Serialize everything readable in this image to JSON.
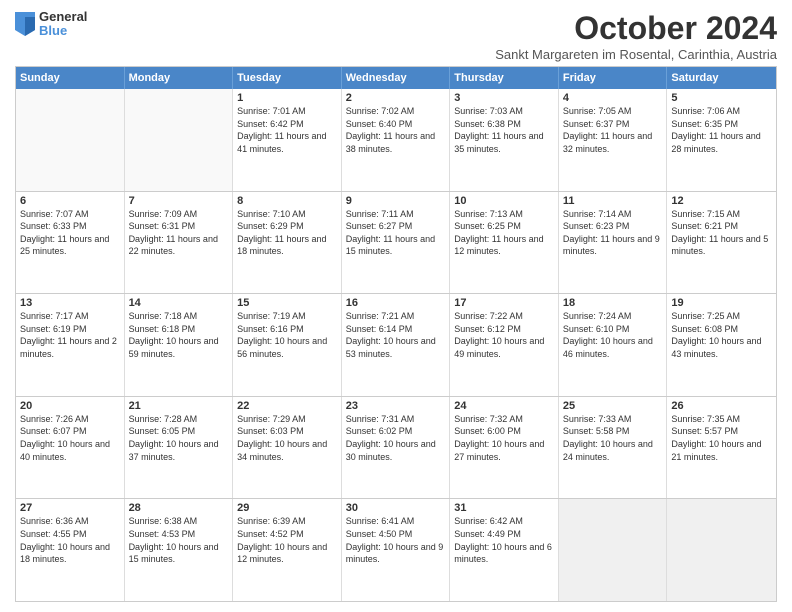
{
  "logo": {
    "general": "General",
    "blue": "Blue"
  },
  "title": "October 2024",
  "subtitle": "Sankt Margareten im Rosental, Carinthia, Austria",
  "headers": [
    "Sunday",
    "Monday",
    "Tuesday",
    "Wednesday",
    "Thursday",
    "Friday",
    "Saturday"
  ],
  "weeks": [
    [
      {
        "day": "",
        "info": ""
      },
      {
        "day": "",
        "info": ""
      },
      {
        "day": "1",
        "info": "Sunrise: 7:01 AM\nSunset: 6:42 PM\nDaylight: 11 hours and 41 minutes."
      },
      {
        "day": "2",
        "info": "Sunrise: 7:02 AM\nSunset: 6:40 PM\nDaylight: 11 hours and 38 minutes."
      },
      {
        "day": "3",
        "info": "Sunrise: 7:03 AM\nSunset: 6:38 PM\nDaylight: 11 hours and 35 minutes."
      },
      {
        "day": "4",
        "info": "Sunrise: 7:05 AM\nSunset: 6:37 PM\nDaylight: 11 hours and 32 minutes."
      },
      {
        "day": "5",
        "info": "Sunrise: 7:06 AM\nSunset: 6:35 PM\nDaylight: 11 hours and 28 minutes."
      }
    ],
    [
      {
        "day": "6",
        "info": "Sunrise: 7:07 AM\nSunset: 6:33 PM\nDaylight: 11 hours and 25 minutes."
      },
      {
        "day": "7",
        "info": "Sunrise: 7:09 AM\nSunset: 6:31 PM\nDaylight: 11 hours and 22 minutes."
      },
      {
        "day": "8",
        "info": "Sunrise: 7:10 AM\nSunset: 6:29 PM\nDaylight: 11 hours and 18 minutes."
      },
      {
        "day": "9",
        "info": "Sunrise: 7:11 AM\nSunset: 6:27 PM\nDaylight: 11 hours and 15 minutes."
      },
      {
        "day": "10",
        "info": "Sunrise: 7:13 AM\nSunset: 6:25 PM\nDaylight: 11 hours and 12 minutes."
      },
      {
        "day": "11",
        "info": "Sunrise: 7:14 AM\nSunset: 6:23 PM\nDaylight: 11 hours and 9 minutes."
      },
      {
        "day": "12",
        "info": "Sunrise: 7:15 AM\nSunset: 6:21 PM\nDaylight: 11 hours and 5 minutes."
      }
    ],
    [
      {
        "day": "13",
        "info": "Sunrise: 7:17 AM\nSunset: 6:19 PM\nDaylight: 11 hours and 2 minutes."
      },
      {
        "day": "14",
        "info": "Sunrise: 7:18 AM\nSunset: 6:18 PM\nDaylight: 10 hours and 59 minutes."
      },
      {
        "day": "15",
        "info": "Sunrise: 7:19 AM\nSunset: 6:16 PM\nDaylight: 10 hours and 56 minutes."
      },
      {
        "day": "16",
        "info": "Sunrise: 7:21 AM\nSunset: 6:14 PM\nDaylight: 10 hours and 53 minutes."
      },
      {
        "day": "17",
        "info": "Sunrise: 7:22 AM\nSunset: 6:12 PM\nDaylight: 10 hours and 49 minutes."
      },
      {
        "day": "18",
        "info": "Sunrise: 7:24 AM\nSunset: 6:10 PM\nDaylight: 10 hours and 46 minutes."
      },
      {
        "day": "19",
        "info": "Sunrise: 7:25 AM\nSunset: 6:08 PM\nDaylight: 10 hours and 43 minutes."
      }
    ],
    [
      {
        "day": "20",
        "info": "Sunrise: 7:26 AM\nSunset: 6:07 PM\nDaylight: 10 hours and 40 minutes."
      },
      {
        "day": "21",
        "info": "Sunrise: 7:28 AM\nSunset: 6:05 PM\nDaylight: 10 hours and 37 minutes."
      },
      {
        "day": "22",
        "info": "Sunrise: 7:29 AM\nSunset: 6:03 PM\nDaylight: 10 hours and 34 minutes."
      },
      {
        "day": "23",
        "info": "Sunrise: 7:31 AM\nSunset: 6:02 PM\nDaylight: 10 hours and 30 minutes."
      },
      {
        "day": "24",
        "info": "Sunrise: 7:32 AM\nSunset: 6:00 PM\nDaylight: 10 hours and 27 minutes."
      },
      {
        "day": "25",
        "info": "Sunrise: 7:33 AM\nSunset: 5:58 PM\nDaylight: 10 hours and 24 minutes."
      },
      {
        "day": "26",
        "info": "Sunrise: 7:35 AM\nSunset: 5:57 PM\nDaylight: 10 hours and 21 minutes."
      }
    ],
    [
      {
        "day": "27",
        "info": "Sunrise: 6:36 AM\nSunset: 4:55 PM\nDaylight: 10 hours and 18 minutes."
      },
      {
        "day": "28",
        "info": "Sunrise: 6:38 AM\nSunset: 4:53 PM\nDaylight: 10 hours and 15 minutes."
      },
      {
        "day": "29",
        "info": "Sunrise: 6:39 AM\nSunset: 4:52 PM\nDaylight: 10 hours and 12 minutes."
      },
      {
        "day": "30",
        "info": "Sunrise: 6:41 AM\nSunset: 4:50 PM\nDaylight: 10 hours and 9 minutes."
      },
      {
        "day": "31",
        "info": "Sunrise: 6:42 AM\nSunset: 4:49 PM\nDaylight: 10 hours and 6 minutes."
      },
      {
        "day": "",
        "info": ""
      },
      {
        "day": "",
        "info": ""
      }
    ]
  ]
}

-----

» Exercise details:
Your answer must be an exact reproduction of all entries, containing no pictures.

» Result for this task:
Serialize everything readable in this image to JSON.
{
  "logo": {
    "general": "General",
    "blue": "Blue"
  },
  "title": "October 2024",
  "subtitle": "Sankt Margareten im Rosental, Carinthia, Austria",
  "headers": [
    "Sunday",
    "Monday",
    "Tuesday",
    "Wednesday",
    "Thursday",
    "Friday",
    "Saturday"
  ],
  "weeks": [
    [
      {
        "day": "",
        "info": ""
      },
      {
        "day": "",
        "info": ""
      },
      {
        "day": "1",
        "info": "Sunrise: 7:01 AM\nSunset: 6:42 PM\nDaylight: 11 hours and 41 minutes."
      },
      {
        "day": "2",
        "info": "Sunrise: 7:02 AM\nSunset: 6:40 PM\nDaylight: 11 hours and 38 minutes."
      },
      {
        "day": "3",
        "info": "Sunrise: 7:03 AM\nSunset: 6:38 PM\nDaylight: 11 hours and 35 minutes."
      },
      {
        "day": "4",
        "info": "Sunrise: 7:05 AM\nSunset: 6:37 PM\nDaylight: 11 hours and 32 minutes."
      },
      {
        "day": "5",
        "info": "Sunrise: 7:06 AM\nSunset: 6:35 PM\nDaylight: 11 hours and 28 minutes."
      }
    ],
    [
      {
        "day": "6",
        "info": "Sunrise: 7:07 AM\nSunset: 6:33 PM\nDaylight: 11 hours and 25 minutes."
      },
      {
        "day": "7",
        "info": "Sunrise: 7:09 AM\nSunset: 6:31 PM\nDaylight: 11 hours and 22 minutes."
      },
      {
        "day": "8",
        "info": "Sunrise: 7:10 AM\nSunset: 6:29 PM\nDaylight: 11 hours and 18 minutes."
      },
      {
        "day": "9",
        "info": "Sunrise: 7:11 AM\nSunset: 6:27 PM\nDaylight: 11 hours and 15 minutes."
      },
      {
        "day": "10",
        "info": "Sunrise: 7:13 AM\nSunset: 6:25 PM\nDaylight: 11 hours and 12 minutes."
      },
      {
        "day": "11",
        "info": "Sunrise: 7:14 AM\nSunset: 6:23 PM\nDaylight: 11 hours and 9 minutes."
      },
      {
        "day": "12",
        "info": "Sunrise: 7:15 AM\nSunset: 6:21 PM\nDaylight: 11 hours and 5 minutes."
      }
    ],
    [
      {
        "day": "13",
        "info": "Sunrise: 7:17 AM\nSunset: 6:19 PM\nDaylight: 11 hours and 2 minutes."
      },
      {
        "day": "14",
        "info": "Sunrise: 7:18 AM\nSunset: 6:18 PM\nDaylight: 10 hours and 59 minutes."
      },
      {
        "day": "15",
        "info": "Sunrise: 7:19 AM\nSunset: 6:16 PM\nDaylight: 10 hours and 56 minutes."
      },
      {
        "day": "16",
        "info": "Sunrise: 7:21 AM\nSunset: 6:14 PM\nDaylight: 10 hours and 53 minutes."
      },
      {
        "day": "17",
        "info": "Sunrise: 7:22 AM\nSunset: 6:12 PM\nDaylight: 10 hours and 49 minutes."
      },
      {
        "day": "18",
        "info": "Sunrise: 7:24 AM\nSunset: 6:10 PM\nDaylight: 10 hours and 46 minutes."
      },
      {
        "day": "19",
        "info": "Sunrise: 7:25 AM\nSunset: 6:08 PM\nDaylight: 10 hours and 43 minutes."
      }
    ],
    [
      {
        "day": "20",
        "info": "Sunrise: 7:26 AM\nSunset: 6:07 PM\nDaylight: 10 hours and 40 minutes."
      },
      {
        "day": "21",
        "info": "Sunrise: 7:28 AM\nSunset: 6:05 PM\nDaylight: 10 hours and 37 minutes."
      },
      {
        "day": "22",
        "info": "Sunrise: 7:29 AM\nSunset: 6:03 PM\nDaylight: 10 hours and 34 minutes."
      },
      {
        "day": "23",
        "info": "Sunrise: 7:31 AM\nSunset: 6:02 PM\nDaylight: 10 hours and 30 minutes."
      },
      {
        "day": "24",
        "info": "Sunrise: 7:32 AM\nSunset: 6:00 PM\nDaylight: 10 hours and 27 minutes."
      },
      {
        "day": "25",
        "info": "Sunrise: 7:33 AM\nSunset: 5:58 PM\nDaylight: 10 hours and 24 minutes."
      },
      {
        "day": "26",
        "info": "Sunrise: 7:35 AM\nSunset: 5:57 PM\nDaylight: 10 hours and 21 minutes."
      }
    ],
    [
      {
        "day": "27",
        "info": "Sunrise: 6:36 AM\nSunset: 4:55 PM\nDaylight: 10 hours and 18 minutes."
      },
      {
        "day": "28",
        "info": "Sunrise: 6:38 AM\nSunset: 4:53 PM\nDaylight: 10 hours and 15 minutes."
      },
      {
        "day": "29",
        "info": "Sunrise: 6:39 AM\nSunset: 4:52 PM\nDaylight: 10 hours and 12 minutes."
      },
      {
        "day": "30",
        "info": "Sunrise: 6:41 AM\nSunset: 4:50 PM\nDaylight: 10 hours and 9 minutes."
      },
      {
        "day": "31",
        "info": "Sunrise: 6:42 AM\nSunset: 4:49 PM\nDaylight: 10 hours and 6 minutes."
      },
      {
        "day": "",
        "info": ""
      },
      {
        "day": "",
        "info": ""
      }
    ]
  ]
}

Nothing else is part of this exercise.